That was the first time I ever went to a see a 3D film, but the second time was a laugh and the film was not funny at all. I went along with a friend and his wife and their youngest grand-daughter. The girl was only eight, so escaped my explaining how the thing all worked. There was a travelogue at the start of the thing, and that was 3D as well. Kangaroo Island, if I remember right, and some underwater film taken at Seal Bay. I watched Loren, the grand-daughter, and when the underwater shots came on she reached out and grabbed for something that she thought was there, but of course I could see that it wasn't. "Hell," I thought, "there really is something there, she just put it into her pocket. Can't be. We'll just have to wait till we go home and find out."

We got out when the film had finished and got into the car and Loren said to her grandma, "Look Nanna, I caught a piece of seaweed for you." She reached into her pocket and almost cried because her piece of seaweed had gone. "I must have dropped it somewhere.
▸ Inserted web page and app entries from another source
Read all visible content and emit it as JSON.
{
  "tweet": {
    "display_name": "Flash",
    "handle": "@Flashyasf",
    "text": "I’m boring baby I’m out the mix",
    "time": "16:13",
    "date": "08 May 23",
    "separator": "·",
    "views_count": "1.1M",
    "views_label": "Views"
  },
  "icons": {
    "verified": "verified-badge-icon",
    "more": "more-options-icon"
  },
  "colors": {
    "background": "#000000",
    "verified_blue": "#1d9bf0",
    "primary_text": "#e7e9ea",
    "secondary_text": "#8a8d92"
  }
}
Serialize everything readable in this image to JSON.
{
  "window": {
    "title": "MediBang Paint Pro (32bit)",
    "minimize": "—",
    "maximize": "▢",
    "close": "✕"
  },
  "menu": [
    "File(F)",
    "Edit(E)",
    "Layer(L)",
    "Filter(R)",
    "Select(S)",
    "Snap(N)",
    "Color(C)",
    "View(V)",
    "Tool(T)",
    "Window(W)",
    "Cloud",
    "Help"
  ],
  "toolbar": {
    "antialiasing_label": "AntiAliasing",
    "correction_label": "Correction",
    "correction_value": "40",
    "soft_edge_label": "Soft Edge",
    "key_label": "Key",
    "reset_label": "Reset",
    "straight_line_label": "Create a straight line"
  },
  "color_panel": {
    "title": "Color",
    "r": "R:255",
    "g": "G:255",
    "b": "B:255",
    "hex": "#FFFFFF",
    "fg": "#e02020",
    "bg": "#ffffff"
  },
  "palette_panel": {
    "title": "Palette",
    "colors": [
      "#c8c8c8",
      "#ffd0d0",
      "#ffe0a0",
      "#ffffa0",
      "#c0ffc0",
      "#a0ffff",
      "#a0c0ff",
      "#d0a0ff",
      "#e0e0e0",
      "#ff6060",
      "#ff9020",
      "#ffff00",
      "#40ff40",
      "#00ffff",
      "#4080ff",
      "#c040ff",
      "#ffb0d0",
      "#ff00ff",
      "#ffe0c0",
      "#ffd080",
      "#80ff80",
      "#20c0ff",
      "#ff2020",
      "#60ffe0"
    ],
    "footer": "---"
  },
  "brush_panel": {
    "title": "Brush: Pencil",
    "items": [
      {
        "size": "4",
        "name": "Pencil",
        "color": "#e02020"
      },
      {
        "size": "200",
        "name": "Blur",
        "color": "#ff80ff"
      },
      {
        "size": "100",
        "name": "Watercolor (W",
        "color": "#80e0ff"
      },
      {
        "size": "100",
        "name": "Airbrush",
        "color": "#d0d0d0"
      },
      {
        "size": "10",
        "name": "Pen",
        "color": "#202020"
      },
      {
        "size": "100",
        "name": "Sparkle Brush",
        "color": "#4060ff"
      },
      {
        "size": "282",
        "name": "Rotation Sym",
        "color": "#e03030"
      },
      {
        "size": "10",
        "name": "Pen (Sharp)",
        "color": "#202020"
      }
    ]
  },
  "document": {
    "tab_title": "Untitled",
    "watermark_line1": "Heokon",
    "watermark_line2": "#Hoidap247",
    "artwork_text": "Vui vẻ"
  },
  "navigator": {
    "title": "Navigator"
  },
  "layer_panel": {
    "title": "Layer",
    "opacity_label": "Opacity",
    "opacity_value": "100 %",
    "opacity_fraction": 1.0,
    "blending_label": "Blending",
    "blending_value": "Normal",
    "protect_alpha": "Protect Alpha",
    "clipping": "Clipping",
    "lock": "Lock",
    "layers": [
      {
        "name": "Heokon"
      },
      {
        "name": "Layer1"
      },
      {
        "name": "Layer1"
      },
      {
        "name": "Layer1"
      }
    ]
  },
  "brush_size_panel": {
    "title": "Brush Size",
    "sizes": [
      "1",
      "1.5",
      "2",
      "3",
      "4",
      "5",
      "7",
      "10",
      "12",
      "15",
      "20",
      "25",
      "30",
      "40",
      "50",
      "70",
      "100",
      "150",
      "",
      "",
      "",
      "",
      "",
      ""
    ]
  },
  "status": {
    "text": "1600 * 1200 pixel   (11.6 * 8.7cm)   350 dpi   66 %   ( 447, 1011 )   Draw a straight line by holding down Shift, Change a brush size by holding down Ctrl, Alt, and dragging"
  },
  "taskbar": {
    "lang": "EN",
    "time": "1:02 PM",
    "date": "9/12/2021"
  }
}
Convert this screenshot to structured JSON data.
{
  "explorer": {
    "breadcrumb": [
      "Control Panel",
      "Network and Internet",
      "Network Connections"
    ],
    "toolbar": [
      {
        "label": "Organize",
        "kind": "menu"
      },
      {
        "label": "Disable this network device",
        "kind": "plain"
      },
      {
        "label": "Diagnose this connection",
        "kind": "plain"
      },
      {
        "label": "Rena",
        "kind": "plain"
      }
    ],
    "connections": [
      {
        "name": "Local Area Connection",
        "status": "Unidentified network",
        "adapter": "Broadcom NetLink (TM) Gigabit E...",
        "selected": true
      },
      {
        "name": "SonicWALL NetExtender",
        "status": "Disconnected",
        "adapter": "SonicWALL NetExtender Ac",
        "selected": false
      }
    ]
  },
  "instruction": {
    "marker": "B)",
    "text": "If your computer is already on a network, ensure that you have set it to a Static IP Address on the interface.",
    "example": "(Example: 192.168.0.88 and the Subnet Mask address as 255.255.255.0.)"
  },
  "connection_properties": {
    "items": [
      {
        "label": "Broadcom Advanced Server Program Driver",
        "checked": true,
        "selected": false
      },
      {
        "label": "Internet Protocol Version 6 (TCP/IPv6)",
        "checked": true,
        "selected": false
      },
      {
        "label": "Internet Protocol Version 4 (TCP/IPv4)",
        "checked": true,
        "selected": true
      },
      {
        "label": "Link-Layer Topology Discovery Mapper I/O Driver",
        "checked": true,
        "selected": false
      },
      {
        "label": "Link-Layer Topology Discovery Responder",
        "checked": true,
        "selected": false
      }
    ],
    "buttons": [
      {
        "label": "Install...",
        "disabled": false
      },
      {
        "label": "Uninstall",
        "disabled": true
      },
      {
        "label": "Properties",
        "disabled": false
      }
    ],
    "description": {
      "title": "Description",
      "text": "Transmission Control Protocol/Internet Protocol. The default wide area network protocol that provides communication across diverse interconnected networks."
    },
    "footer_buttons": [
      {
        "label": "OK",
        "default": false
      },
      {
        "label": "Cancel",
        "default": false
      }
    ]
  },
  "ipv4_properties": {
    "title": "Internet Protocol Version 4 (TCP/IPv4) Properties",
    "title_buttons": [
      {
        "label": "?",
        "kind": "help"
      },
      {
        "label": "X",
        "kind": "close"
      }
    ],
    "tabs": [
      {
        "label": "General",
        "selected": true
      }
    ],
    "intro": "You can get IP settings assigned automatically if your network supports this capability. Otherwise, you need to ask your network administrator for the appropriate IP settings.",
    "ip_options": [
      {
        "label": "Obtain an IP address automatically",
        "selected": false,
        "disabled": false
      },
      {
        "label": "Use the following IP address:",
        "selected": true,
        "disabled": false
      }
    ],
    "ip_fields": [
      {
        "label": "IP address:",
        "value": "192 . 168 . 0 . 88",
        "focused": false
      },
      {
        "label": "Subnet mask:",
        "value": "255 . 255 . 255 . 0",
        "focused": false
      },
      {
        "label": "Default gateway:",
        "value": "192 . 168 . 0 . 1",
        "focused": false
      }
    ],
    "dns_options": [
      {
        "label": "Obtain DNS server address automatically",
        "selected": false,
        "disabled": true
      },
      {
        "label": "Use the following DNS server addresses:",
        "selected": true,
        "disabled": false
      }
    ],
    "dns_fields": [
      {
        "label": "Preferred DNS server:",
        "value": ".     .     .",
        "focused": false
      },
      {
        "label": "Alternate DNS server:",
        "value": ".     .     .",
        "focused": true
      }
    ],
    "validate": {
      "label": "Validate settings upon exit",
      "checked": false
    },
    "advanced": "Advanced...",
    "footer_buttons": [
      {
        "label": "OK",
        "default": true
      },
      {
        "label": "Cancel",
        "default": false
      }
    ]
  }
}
Can we go back and look for it?" It was hard to tell her that there never was any seaweed because she so obviously believed she had taken a piece of it for Nanna. We had to go home past the beach, so Denis said we would get some fish-n-chips and eat them on the beach and collect some real seaweed. This seemed to satisfy Loren, and me too, because I love food, and fish-n-chips sounded very good just then. Although she got some real seaweed, she didn't believe that the other piece could magically disappear, and I caught her looking in her pocket more than just a few times.

Log in or registerto write something here or to contact authors.